CAM blogs

CAM Meets Dr Richard Meeson

Dr Richard Meeson MA, VetMB, PhD, MVetMed, DipECVS, PGCE(VetEd), FHEA, MRCVS. Richard is Head of Orthopaedics and Senior Lecturer in Small Animal Orthopaedic Surgery at Queen Mother Hospital for Animals.  He has Royal College of Veterinary Surgeons Recognised Specialist status and is a European Specialist in Surgery.

Richard trained as a vet at Cambridge University Veterinary School, in addition to having completed an intercalated degree in immunology from the Department of Pathology, Cambridge. He has since undertaken an internship and ECVS residency in surgery at the Royal Veterinary College, during which he was awarded a clinical masters degree with distinction (MVetMed). Richard became a diplomate of the European College of Veterinary Surgeons and a board certified European Specialist in Surgery in 2012 and is a Royal College of Veterinary Surgeons Recognised Specialist. Richard also has a PhD in stem cell/regenerative medicine.


Dr Meeson kindly agreed to answer the following questions:

What are your feelings on how we currently manage this common debilitating condition in dogs?

Osteoarthritis is a difficult disease to manage as one size doesn’t fit all, and the best approach can change over the years as the disease progresses and your dog gets older. I think we often get stuck looking for one solution or applying the same approach to every patient. Currently, there are no treatments that can halt or reverse the damage that develops in osteoarthritic joints and therefore we are really only managing the symptoms other than joint replacement surgery. We also have a significant problem with ‘the evidence base’. Ideally we would only use medications or follow plans with good evidence behind them. Good studies evaluating treatments for OA in dogs are not very common, and therefore we have to look elsewhere such as human studies or even just ‘common sense’ suggestions.


As a veterinarian what do you feel is essential for managing canine arthritis effectively?

In my job I am heavily involved in surgical treatment of osteoarthritis, such as total hip replacements or key-hole procedures and we are now looking at stem cell or biological therapies.
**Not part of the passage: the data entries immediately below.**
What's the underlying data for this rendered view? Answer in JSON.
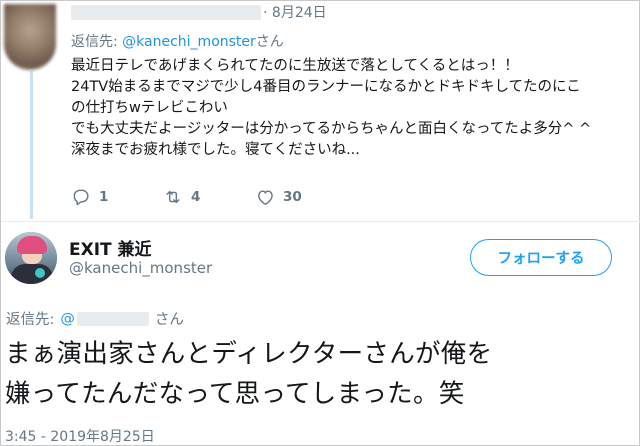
{
  "parent_tweet": {
    "date": "8月24日",
    "reply_to_label": "返信先:",
    "reply_to_handle": "@kanechi_monster",
    "reply_to_suffix": "さん",
    "body_lines": [
      "最近日テレであげまくられてたのに生放送で落としてくるとはっ！！",
      "24TV始まるまでマジで少し4番目のランナーになるかとドキドキしてたのにこ",
      "の仕打ちwテレビこわい",
      "でも大丈夫だよージッターは分かってるからちゃんと面白くなってたよ多分^ ^",
      "深夜までお疲れ様でした。寝てくださいね..."
    ],
    "actions": {
      "reply_count": "1",
      "retweet_count": "4",
      "like_count": "30",
      "reply_icon": "reply-icon",
      "retweet_icon": "retweet-icon",
      "like_icon": "heart-icon"
    }
  },
  "main_tweet": {
    "display_name": "EXIT 兼近",
    "handle": "@kanechi_monster",
    "follow_label": "フォローする",
    "reply_to_label": "返信先:",
    "reply_to_handle": "@",
    "reply_to_suffix": "さん",
    "text_lines": [
      "まぁ演出家さんとディレクターさんが俺を",
      "嫌ってたんだなって思ってしまった。笑"
    ],
    "timestamp": "3:45 - 2019年8月25日"
  },
  "colors": {
    "accent": "#1da1f2",
    "mention": "#1b95e0",
    "muted": "#657786",
    "thread_line": "#c4e3f8"
  }
}
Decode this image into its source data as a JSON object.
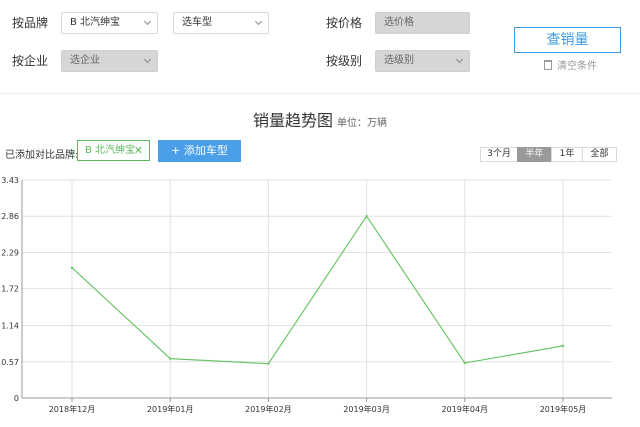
{
  "filters": {
    "brand_label": "按品牌",
    "brand_value": "B 北汽绅宝",
    "model_placeholder": "选车型",
    "price_label": "按价格",
    "price_placeholder": "选价格",
    "company_label": "按企业",
    "company_placeholder": "选企业",
    "level_label": "按级别",
    "level_placeholder": "选级别"
  },
  "actions": {
    "query_label": "查销量",
    "clear_label": "清空条件"
  },
  "compare": {
    "label": "已添加对比品牌:",
    "brand_chip": "B 北汽绅宝",
    "add_label": "+ 添加车型"
  },
  "ranges": [
    "3个月",
    "半年",
    "1年",
    "全部"
  ],
  "active_range": "半年",
  "colors": {
    "accent": "#3d9be0",
    "line": "#6cc56c",
    "chip": "#5cb85c"
  },
  "chart_data": {
    "type": "line",
    "title": "销量趋势图",
    "unit": "单位：万辆",
    "categories": [
      "2018年12月",
      "2019年01月",
      "2019年02月",
      "2019年03月",
      "2019年04月",
      "2019年05月"
    ],
    "series": [
      {
        "values": [
          2.05,
          0.62,
          0.54,
          2.86,
          0.55,
          0.82
        ]
      }
    ],
    "yticks": [
      "0",
      "0.57",
      "1.14",
      "1.72",
      "2.29",
      "2.86",
      "3.43"
    ],
    "ylim": [
      0,
      3.43
    ],
    "grid": true
  }
}
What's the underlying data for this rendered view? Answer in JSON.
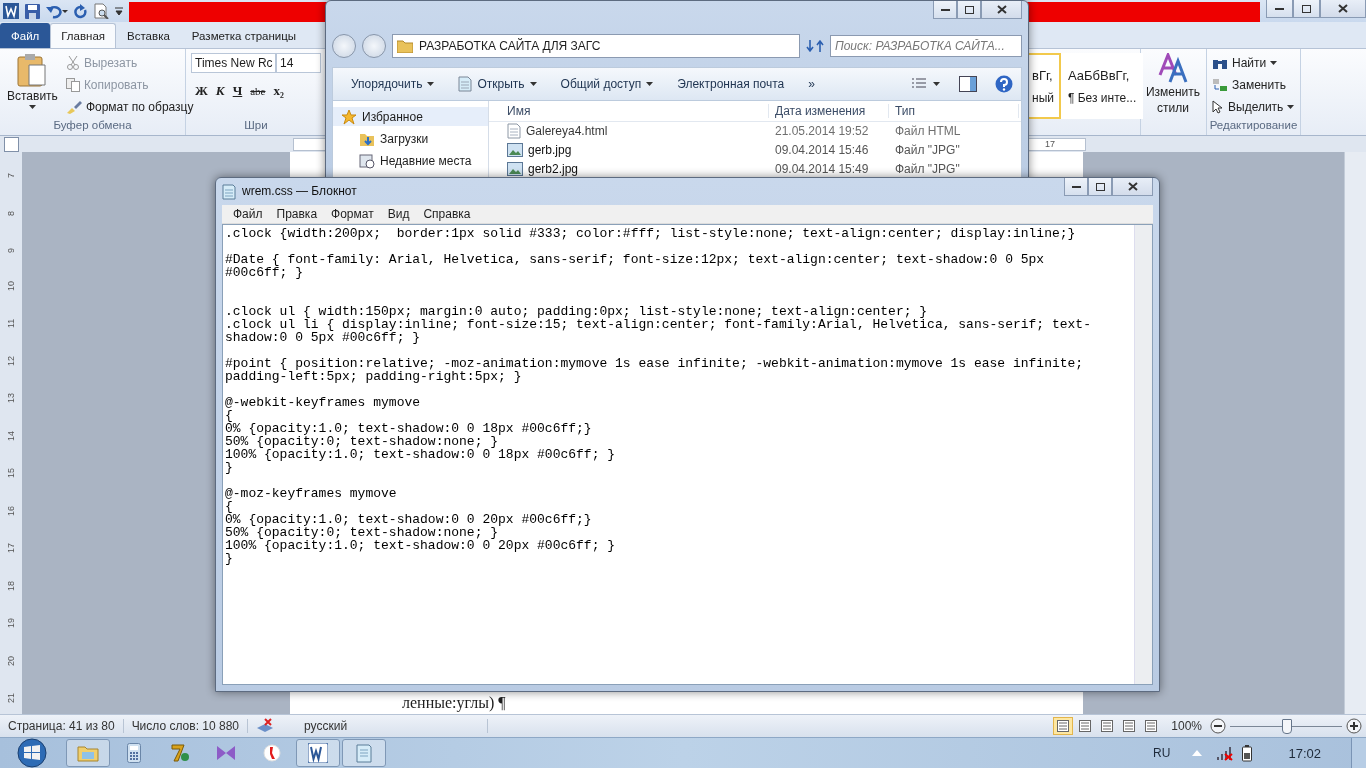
{
  "word": {
    "tabs": [
      {
        "label": "Файл",
        "kind": "file",
        "selected": false
      },
      {
        "label": "Главная",
        "kind": "tab",
        "selected": true
      },
      {
        "label": "Вставка",
        "kind": "tab",
        "selected": false
      },
      {
        "label": "Разметка страницы",
        "kind": "tab",
        "selected": false
      }
    ],
    "clipboard": {
      "paste": "Вставить",
      "cut": "Вырезать",
      "copy": "Копировать",
      "format_painter": "Формат по образцу",
      "group": "Буфер обмена"
    },
    "font": {
      "name": "Times New Rc",
      "size": "14",
      "bold": "Ж",
      "italic": "К",
      "underline": "Ч",
      "strike": "abe",
      "subscript": "x₂",
      "group": "Шри"
    },
    "styles": [
      {
        "sample": "вГг,",
        "name": "ный",
        "selected": true
      },
      {
        "sample": "АаБбВвГг,",
        "name": "¶ Без инте...",
        "selected": false
      }
    ],
    "change_styles": [
      "Изменить",
      "стили"
    ],
    "editing": {
      "find": "Найти",
      "replace": "Заменить",
      "select": "Выделить",
      "group": "Редактирование"
    },
    "top_ruler": [
      "17"
    ],
    "vertical_ruler": [
      "7",
      "8",
      "9",
      "10",
      "11",
      "12",
      "13",
      "14",
      "15",
      "16",
      "17",
      "18",
      "19",
      "20",
      "21"
    ],
    "page_text": "ленные:углы) ¶",
    "status": {
      "page": "Страница: 41 из 80",
      "words": "Число слов: 10 880",
      "language": "русский",
      "zoom": "100%"
    },
    "views": [
      {
        "selected": true
      },
      {
        "selected": false
      },
      {
        "selected": false
      },
      {
        "selected": false
      },
      {
        "selected": false
      }
    ],
    "zoom_slider": {
      "level": 0.5
    }
  },
  "explorer": {
    "address": "РАЗРАБОТКА САЙТА ДЛЯ ЗАГС",
    "search": {
      "placeholder": "Поиск: РАЗРАБОТКА САЙТА..."
    },
    "toolbar": [
      {
        "label": "Упорядочить",
        "kind": "menu"
      },
      {
        "label": "Открыть",
        "kind": "open"
      },
      {
        "label": "Общий доступ",
        "kind": "menu"
      },
      {
        "label": "Электронная почта",
        "kind": "plain"
      },
      {
        "label": "»",
        "kind": "plain"
      }
    ],
    "nav": [
      {
        "label": "Избранное",
        "kind": "star",
        "selected": true
      },
      {
        "label": "Загрузки",
        "kind": "download",
        "selected": false
      },
      {
        "label": "Недавние места",
        "kind": "recent",
        "selected": false
      }
    ],
    "columns": [
      "Имя",
      "Дата изменения",
      "Тип"
    ],
    "rows": [
      {
        "name": "Galereya4.html",
        "date": "21.05.2014 19:52",
        "type": "Файл HTML",
        "kind": "html"
      },
      {
        "name": "gerb.jpg",
        "date": "09.04.2014 15:46",
        "type": "Файл \"JPG\"",
        "kind": "image"
      },
      {
        "name": "gerb2.jpg",
        "date": "09.04.2014 15:49",
        "type": "Файл \"JPG\"",
        "kind": "image"
      }
    ]
  },
  "notepad": {
    "title": "wrem.css — Блокнот",
    "menu": [
      "Файл",
      "Правка",
      "Формат",
      "Вид",
      "Справка"
    ],
    "text": ".clock {width:200px;  border:1px solid #333; color:#fff; list-style:none; text-align:center; display:inline;}\n\n#Date { font-family: Arial, Helvetica, sans-serif; font-size:12px; text-align:center; text-shadow:0 0 5px\n#00c6ff; }\n\n\n.clock ul { width:150px; margin:0 auto; padding:0px; list-style:none; text-align:center; }\n.clock ul li { display:inline; font-size:15; text-align:center; font-family:Arial, Helvetica, sans-serif; text-\nshadow:0 0 5px #00c6ff; }\n\n#point { position:relative; -moz-animation:mymove 1s ease infinite; -webkit-animation:mymove 1s ease infinite;\npadding-left:5px; padding-right:5px; }\n\n@-webkit-keyframes mymove\n{\n0% {opacity:1.0; text-shadow:0 0 18px #00c6ff;}\n50% {opacity:0; text-shadow:none; }\n100% {opacity:1.0; text-shadow:0 0 18px #00c6ff; }\n}\n\n@-moz-keyframes mymove\n{\n0% {opacity:1.0; text-shadow:0 0 20px #00c6ff;}\n50% {opacity:0; text-shadow:none; }\n100% {opacity:1.0; text-shadow:0 0 20px #00c6ff; }\n}"
  },
  "taskbar": {
    "apps": [
      {
        "kind": "explorer",
        "open": true
      },
      {
        "kind": "calculator",
        "open": false
      },
      {
        "kind": "archiver",
        "open": false
      },
      {
        "kind": "studio",
        "open": false
      },
      {
        "kind": "browser",
        "open": false
      },
      {
        "kind": "word",
        "open": true
      },
      {
        "kind": "notepad",
        "open": true
      }
    ],
    "language": "RU",
    "time": "17:02"
  }
}
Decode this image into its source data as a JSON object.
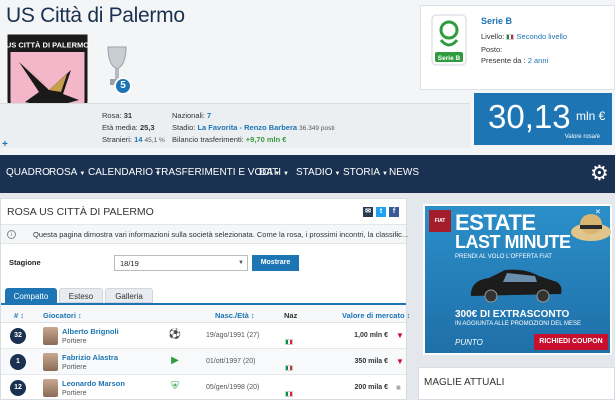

However, only minority of dogs with osteoarthritis will ultimately have joint surgery. For those that do not, it is really important to become holistic and multi-modal; by that I mean managing body weight, using appropriate supplements, maintaining joint health and the soft-tissues that support the joints with beneficial exercise plans, and using different types of anti-inflammatories and pain killers. Ultimately we want to keep these dogs happy, active and enjoying life.


How do you see treatment options for arthritis progressing over the next ten years?

Although I don’t think there will be a cure for osteoarthritis in the next 10 years, there are new treatment such as antibody therapies, new painkillers, and cellular therapies which may well allow us to better manage osteoarthritis and the pain it causes. Stem cell and related biological therapies may well develop into a viable alternative treatment strategy as we get to grips with these new biological therapies. I also hope that our methods to assess how well the treatments are working, such as activity monitors, specialised questionnaires etc. will become more common-place, which will also help owner and vets monitor the disease more reliably.


If you could have the opportunity to give one tip/ piece of advice to an owner with a dog suffering from arthritis what would it be?

Don’t give up. Although there isn’t currently a cure for osteoarthritis, and it may be a difficult journey with ups and down, most dogs can enjoy a happy life, but it does require flexibility – using different treatments at different life and disease stages and being persistent with the different aspects such as weight loss and good quality exercise, throughout their lives.


Queen Mother Hospital for Animals
The Royal Veterinary College
Hawkshead Lane
North Mymms
United Kingdom

+44(0)1707 666 366